Revenue Procedure 93-27 (1993-27 C.B. 343)
26 CFR 601.201: Rulings and determination letters. (Also Part I, Sections 61, 83, 721; 1.721-1.)
Section 1. Purpose
This revenue procedure provides guidance on the treatment of the receipt of a partnership profits interest for services provided to or for the benefit of the partnership.
Section 2. Definitions
The following definitions apply for purposes of this revenue procedure.
.01 A capital interest is an interest that would give the holder a share of the proceeds if the partnership’s assets were sold at fair market value and then the proceeds were distributed in a complete liquidation of the partnership. This determination generally is made at the time of receipt of the partnership interest.
.02 A profits interest is a partnership interest other than a capital interest.
Section 3. Background

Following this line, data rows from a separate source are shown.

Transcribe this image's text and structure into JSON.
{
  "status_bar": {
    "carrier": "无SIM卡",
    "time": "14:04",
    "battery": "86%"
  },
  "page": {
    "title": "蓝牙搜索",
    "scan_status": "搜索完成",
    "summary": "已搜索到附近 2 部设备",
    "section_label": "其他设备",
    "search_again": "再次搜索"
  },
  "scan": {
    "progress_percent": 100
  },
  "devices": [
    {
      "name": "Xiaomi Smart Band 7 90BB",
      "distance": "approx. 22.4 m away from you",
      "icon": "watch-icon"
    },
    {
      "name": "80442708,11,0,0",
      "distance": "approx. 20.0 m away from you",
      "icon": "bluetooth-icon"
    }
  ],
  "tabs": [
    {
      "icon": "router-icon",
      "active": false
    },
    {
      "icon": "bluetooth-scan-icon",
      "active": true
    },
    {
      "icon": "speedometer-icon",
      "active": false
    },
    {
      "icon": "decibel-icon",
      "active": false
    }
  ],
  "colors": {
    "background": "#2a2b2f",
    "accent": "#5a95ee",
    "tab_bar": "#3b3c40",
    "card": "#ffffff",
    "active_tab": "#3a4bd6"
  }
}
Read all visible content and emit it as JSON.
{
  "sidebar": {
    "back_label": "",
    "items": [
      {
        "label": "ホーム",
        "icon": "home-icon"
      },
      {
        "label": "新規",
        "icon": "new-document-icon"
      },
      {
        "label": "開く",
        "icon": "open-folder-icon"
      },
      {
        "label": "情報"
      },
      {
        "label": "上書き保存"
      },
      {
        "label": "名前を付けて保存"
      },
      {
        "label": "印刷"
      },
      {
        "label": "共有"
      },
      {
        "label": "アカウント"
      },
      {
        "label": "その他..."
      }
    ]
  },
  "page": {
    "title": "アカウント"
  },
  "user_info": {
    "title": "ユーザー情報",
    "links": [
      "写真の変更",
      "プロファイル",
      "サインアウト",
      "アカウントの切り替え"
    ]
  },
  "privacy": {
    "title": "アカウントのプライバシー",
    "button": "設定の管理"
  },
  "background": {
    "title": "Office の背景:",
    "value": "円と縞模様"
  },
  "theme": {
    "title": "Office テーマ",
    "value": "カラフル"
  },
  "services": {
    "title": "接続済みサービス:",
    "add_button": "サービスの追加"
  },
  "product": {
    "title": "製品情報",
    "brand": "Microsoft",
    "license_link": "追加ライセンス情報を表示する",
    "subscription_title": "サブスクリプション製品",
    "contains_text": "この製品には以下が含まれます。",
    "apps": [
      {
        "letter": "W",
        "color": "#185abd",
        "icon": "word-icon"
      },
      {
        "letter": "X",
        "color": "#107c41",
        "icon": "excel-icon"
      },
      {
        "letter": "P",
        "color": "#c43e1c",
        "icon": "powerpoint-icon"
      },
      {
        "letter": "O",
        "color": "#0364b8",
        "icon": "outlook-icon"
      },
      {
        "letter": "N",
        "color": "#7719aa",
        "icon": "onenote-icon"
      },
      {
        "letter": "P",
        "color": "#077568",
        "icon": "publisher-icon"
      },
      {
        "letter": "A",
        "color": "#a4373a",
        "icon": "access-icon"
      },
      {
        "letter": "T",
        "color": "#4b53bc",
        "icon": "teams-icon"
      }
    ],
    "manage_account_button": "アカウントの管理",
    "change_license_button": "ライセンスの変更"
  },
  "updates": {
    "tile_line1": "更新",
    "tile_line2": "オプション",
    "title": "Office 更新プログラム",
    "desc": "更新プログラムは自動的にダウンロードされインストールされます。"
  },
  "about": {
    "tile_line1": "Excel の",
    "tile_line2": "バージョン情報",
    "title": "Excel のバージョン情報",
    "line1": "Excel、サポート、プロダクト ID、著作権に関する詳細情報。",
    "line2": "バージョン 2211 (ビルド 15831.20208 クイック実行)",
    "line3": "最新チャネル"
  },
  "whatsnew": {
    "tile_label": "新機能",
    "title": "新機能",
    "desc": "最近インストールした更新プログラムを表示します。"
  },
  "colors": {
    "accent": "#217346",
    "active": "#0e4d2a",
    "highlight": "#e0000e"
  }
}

Under section 1.721-1(b)(1) of the Income Tax Regulations, the receipt of a partnership capital interest for services provided to or for the benefit of the partnership is taxable as compensation. On the other hand, the issue of whether the receipt of a partnership profits interest for services is taxable has been the subject of litigation. Most recently, in Campbell v. Commissioner, 943 F.2d 815 (8th Cir. 1991), the Eighth Circuit in dictum suggested that the taxpayer’s receipt of a partnership profits interest received for services was not taxable, but decided the case on valuation. Other courts have determined that in certain circumstances the receipt of a partnership profits interest for services is a taxable event under section 83 of the Internal Revenue Code. See, e.g.,
Campbell v. Commissioner, T.C.M. 1990-236,rev’d, 943 F.2d 815 (8th Cir. 1991); St. John v. United States, No. 82-1134 (C.D. Ill. Nov. 16, 1983). The courts have also found that typically the profits interest received has speculative or no determinable value at the time of receipt. See Campbell, 943 F.2d at 823; St. John. In Diamond v. Commissioner, 56 T.C. 530 (1971), aff’d, 492 F.2d 286 (7th Cir. 1974), however, the court assumed that the interest received by the taxpayer was a partnership profits interest and found the value of the interest was readily determinable. In that case, the interest was sold soon after receipt.
Section 4. Application
.01 Other than as provided below, if a person receives a profits interest for the provision of services to or for the benefit of a partnership in a partner capacity or in anticipation of being a partner, the Internal Revenue Service will not treat the receipt of such an interest as a taxable event for the partner or the partnership.
.02 This revenue procedure does not apply:
(1) If the profits interest relates to a substantially certain and predictable stream of income from partnership assets, such as income from high-quality debt securities or a high-quality net lease;
(2) If within two years of receipt, the partner disposes of the profits interest; or
(3) If the profits interest is a limited partnership interest in a “publicly traded partnership” within the meaning of section 7704(b) of the Internal Revenue Code.
The principal author of this revenue procedure is Ann Veninga of the Office of the Assistant Chief Counsel (Passthroughs and Special Industries). For further information regarding this revenue procedure, contact Ann Veninga on (202) 622-3080 (not a toll-free call).